A quick chat with Pornsak Pichetshote
I’ve asked a few of the editors about their time here at Vertigo. You’ve seen pieces by Will Dennis, Mark Doyle, Jonathan Vankin and Angela Rufino. Next up is Pornsak Pichetshote, you saw a photo of him just a few days ago laying out the pages of THE UNWRITTEN #17 on the floor of his apartment.
PM: What was the first Vertigo book you read?
PP: This is a complete blind guess, but the furthest back I can trace is THE INVISIBLES # 1. INVISIBLES led me to PREACHER which led me to TRANSMETROPOLITAN, which in turn led me to SANDMAN MYSTERY THEATRE, SANDMAN, SWAMP THING, HELLBLAZER, ANIMAL MAN and DOOM PATROL, and then before I knew it, I begrudgingly had to admit I was a VERTIGO fan. (For some reason, when I was in college, I considered VERTIGO a goth publisher, and thought I couldn’t really be a fan, since I wasn’t a goth.)
PM: What was the first Vertigo book you edited?
PP: You always remember your first… THE LOSERS # 21. THE LOSERS was a special experience for me. Before I had any aspirations to work in comics, I was a comics fan, who had heard of the buzz of this Ocean’s 11 meets Three Kings book, and I think I bought the first issue the week it came out. Then, I got the job as an assistant editor at Vertigo, and I think the day issue 2 came out was one of my first weeks on the job. By issue 5, I became the assistant on the book, with Will Dennis (the editor who developed the book with Andy and Jock) slowly letting me contribute more and more of my input as it progressed.

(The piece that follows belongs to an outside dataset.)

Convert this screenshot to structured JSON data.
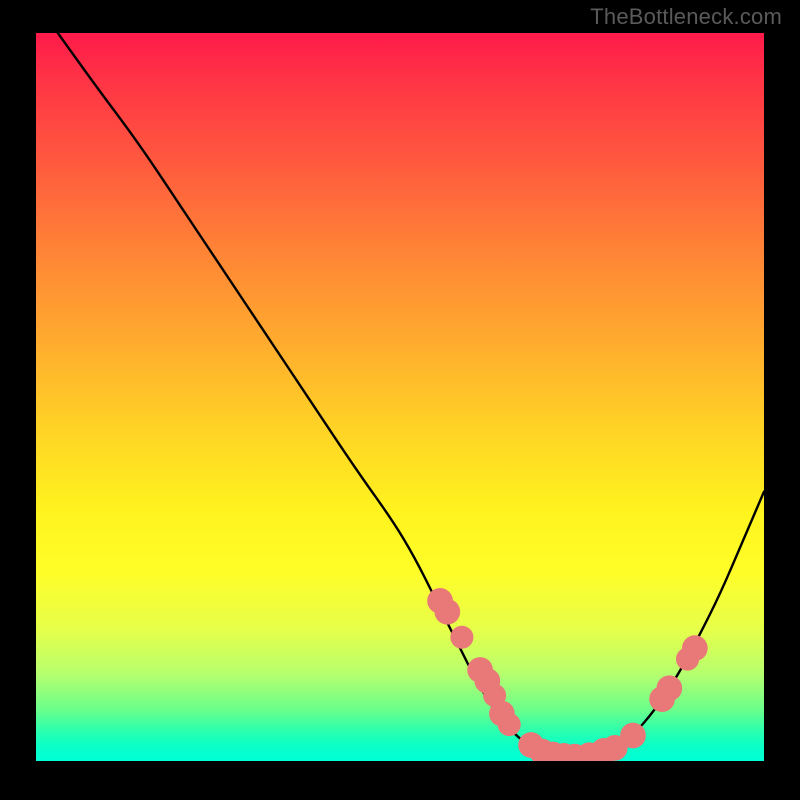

By issue 21, Will handed the book over to me to edit, and I’ll always be grateful to him for trusting me with it. (It is hard to give up your kid to let somebody else raise). The original art for the very last page of the series is framed in my apartment.
PM: How do you acquire a comic book series or graphic novel?

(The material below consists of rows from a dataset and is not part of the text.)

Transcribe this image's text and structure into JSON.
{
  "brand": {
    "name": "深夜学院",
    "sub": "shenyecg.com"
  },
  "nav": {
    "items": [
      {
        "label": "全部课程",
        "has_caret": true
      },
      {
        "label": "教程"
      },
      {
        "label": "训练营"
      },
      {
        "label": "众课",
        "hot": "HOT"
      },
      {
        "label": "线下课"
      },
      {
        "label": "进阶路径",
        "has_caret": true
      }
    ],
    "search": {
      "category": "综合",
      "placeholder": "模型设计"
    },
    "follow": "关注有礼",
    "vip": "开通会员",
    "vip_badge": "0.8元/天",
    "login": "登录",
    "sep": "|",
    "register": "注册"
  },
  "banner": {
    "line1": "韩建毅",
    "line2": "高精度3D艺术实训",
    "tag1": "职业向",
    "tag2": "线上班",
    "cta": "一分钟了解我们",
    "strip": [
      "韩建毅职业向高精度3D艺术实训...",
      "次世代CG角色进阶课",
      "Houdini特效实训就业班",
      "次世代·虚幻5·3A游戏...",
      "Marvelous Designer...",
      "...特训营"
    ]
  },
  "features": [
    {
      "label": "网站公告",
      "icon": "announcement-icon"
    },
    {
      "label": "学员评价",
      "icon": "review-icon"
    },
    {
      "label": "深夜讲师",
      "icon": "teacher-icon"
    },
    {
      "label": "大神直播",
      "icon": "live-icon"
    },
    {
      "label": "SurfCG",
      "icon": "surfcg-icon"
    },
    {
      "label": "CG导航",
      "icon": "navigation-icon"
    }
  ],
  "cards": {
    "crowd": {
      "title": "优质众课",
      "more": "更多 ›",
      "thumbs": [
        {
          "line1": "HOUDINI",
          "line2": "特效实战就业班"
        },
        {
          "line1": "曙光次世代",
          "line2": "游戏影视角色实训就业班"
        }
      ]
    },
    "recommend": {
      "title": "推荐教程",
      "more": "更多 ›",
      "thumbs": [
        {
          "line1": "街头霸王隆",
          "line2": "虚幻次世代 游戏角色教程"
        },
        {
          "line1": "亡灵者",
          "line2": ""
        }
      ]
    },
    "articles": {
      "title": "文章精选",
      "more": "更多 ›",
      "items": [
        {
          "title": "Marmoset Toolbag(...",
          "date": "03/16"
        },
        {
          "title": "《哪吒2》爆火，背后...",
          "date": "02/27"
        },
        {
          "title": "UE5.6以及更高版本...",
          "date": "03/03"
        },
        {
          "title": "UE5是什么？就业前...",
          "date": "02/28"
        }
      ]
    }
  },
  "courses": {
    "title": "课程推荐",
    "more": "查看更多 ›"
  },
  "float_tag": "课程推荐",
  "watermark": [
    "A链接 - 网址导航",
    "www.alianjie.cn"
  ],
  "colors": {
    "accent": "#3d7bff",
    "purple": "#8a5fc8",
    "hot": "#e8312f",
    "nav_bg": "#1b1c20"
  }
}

PP: Me, I’m basically looking for books that are going places that VERTIGO hasn’t gone before. As a result, new pitches involving angels, hell and demons usually makes my eyes gloss over. But anything else, I’m game. I’m actually not a fantasy / sci-fi fan, but as a result, I enjoy looking for fantasy / sci-fi pitches that can convert me. When it works out, like it seems to with THE UNWRITTEN, everybody wins. Aside from that, I’ll approach anyone whose work impresses me, regardless of the medium I’ve discovered their work.